# ACTIVITY:
Going line by line through the entries below, count those that contain "图鉴解锁". Give the number by itself.

Extracted records

__________

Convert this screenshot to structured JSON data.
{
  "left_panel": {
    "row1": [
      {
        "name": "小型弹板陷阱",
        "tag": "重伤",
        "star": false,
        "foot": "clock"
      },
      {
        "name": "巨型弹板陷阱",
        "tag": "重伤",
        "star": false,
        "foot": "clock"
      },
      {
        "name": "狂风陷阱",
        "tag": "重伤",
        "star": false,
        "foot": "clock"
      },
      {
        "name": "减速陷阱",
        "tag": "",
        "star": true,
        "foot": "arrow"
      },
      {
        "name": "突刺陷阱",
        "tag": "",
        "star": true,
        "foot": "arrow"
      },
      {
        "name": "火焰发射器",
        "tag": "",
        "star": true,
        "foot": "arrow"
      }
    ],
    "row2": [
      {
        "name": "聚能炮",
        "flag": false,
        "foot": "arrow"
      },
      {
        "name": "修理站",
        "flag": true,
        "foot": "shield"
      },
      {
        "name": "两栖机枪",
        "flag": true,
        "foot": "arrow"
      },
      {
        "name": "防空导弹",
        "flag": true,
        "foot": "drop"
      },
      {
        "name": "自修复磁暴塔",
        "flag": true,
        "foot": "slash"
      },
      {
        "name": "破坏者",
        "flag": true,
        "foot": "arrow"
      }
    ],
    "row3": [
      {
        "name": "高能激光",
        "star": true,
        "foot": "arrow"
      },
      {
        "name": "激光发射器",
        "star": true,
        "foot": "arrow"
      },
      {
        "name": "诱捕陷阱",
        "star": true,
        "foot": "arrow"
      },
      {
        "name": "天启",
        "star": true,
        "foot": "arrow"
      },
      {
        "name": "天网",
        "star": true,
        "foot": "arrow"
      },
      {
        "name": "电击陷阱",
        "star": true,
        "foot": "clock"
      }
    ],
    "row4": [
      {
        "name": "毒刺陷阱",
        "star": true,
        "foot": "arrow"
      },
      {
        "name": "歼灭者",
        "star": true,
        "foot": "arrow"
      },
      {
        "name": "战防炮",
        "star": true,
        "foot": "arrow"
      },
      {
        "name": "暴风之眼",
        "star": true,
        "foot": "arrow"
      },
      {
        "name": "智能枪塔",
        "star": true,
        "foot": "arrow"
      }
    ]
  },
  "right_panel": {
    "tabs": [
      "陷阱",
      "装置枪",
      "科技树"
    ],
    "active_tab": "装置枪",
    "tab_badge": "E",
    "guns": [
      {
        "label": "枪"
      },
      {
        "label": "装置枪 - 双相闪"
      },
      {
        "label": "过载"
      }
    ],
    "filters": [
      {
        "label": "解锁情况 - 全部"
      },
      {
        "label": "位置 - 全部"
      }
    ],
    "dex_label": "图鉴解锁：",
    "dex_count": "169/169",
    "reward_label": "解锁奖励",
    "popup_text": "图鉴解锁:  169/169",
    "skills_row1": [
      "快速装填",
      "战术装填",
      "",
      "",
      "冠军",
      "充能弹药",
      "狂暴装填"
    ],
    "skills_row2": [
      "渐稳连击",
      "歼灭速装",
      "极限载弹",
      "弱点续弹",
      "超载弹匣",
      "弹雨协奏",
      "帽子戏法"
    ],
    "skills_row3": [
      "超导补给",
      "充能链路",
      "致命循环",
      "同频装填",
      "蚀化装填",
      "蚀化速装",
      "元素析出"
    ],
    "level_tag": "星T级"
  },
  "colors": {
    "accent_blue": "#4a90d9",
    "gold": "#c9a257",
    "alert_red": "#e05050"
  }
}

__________

# TASK OUTPUT:
2